* Work instruction:
Could each entry below be written out exactly, with every picture dropped?

* Data records for software interfaces:
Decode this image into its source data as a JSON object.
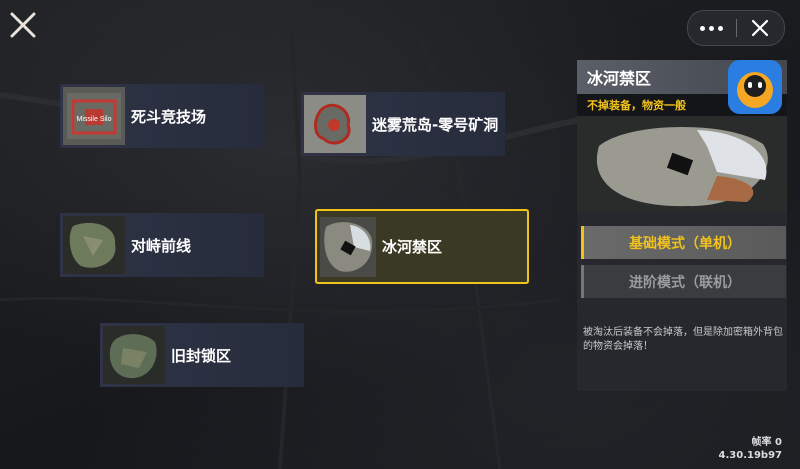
{
  "maps": [
    {
      "name": "死斗竞技场",
      "thumb_text": "Missile Silo"
    },
    {
      "name": "迷雾荒岛-零号矿洞"
    },
    {
      "name": "对峙前线"
    },
    {
      "name": "冰河禁区"
    },
    {
      "name": "旧封锁区"
    }
  ],
  "selected_map": "冰河禁区",
  "panel": {
    "title": "冰河禁区",
    "subtitle": "不掉装备，物资一般",
    "mode_basic": "基础模式（单机）",
    "mode_advanced": "进阶模式（联机）",
    "description": "被淘汰后装备不会掉落，但是除加密箱外背包的物资会掉落！"
  },
  "status": {
    "fps_label": "帧率 0",
    "version": "4.30.19b97"
  },
  "colors": {
    "accent": "#f1c21b",
    "card_bg": "#2e3446",
    "background": "#1b1d22"
  },
  "icons": [
    "close-icon",
    "more-icon",
    "close-mini-icon",
    "app-icon"
  ]
}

* Answer for this exercise:
Decode this image into its source data as a JSON object.
{
  "maps": [
    {
      "name": "死斗竞技场",
      "thumb_text": "Missile Silo"
    },
    {
      "name": "迷雾荒岛-零号矿洞"
    },
    {
      "name": "对峙前线"
    },
    {
      "name": "冰河禁区"
    },
    {
      "name": "旧封锁区"
    }
  ],
  "selected_map": "冰河禁区",
  "panel": {
    "title": "冰河禁区",
    "subtitle": "不掉装备，物资一般",
    "mode_basic": "基础模式（单机）",
    "mode_advanced": "进阶模式（联机）",
    "description": "被淘汰后装备不会掉落，但是除加密箱外背包的物资会掉落！"
  },
  "status": {
    "fps_label": "帧率 0",
    "version": "4.30.19b97"
  },
  "colors": {
    "accent": "#f1c21b",
    "card_bg": "#2e3446",
    "background": "#1b1d22"
  },
  "icons": [
    "close-icon",
    "more-icon",
    "close-mini-icon",
    "app-icon"
  ]
}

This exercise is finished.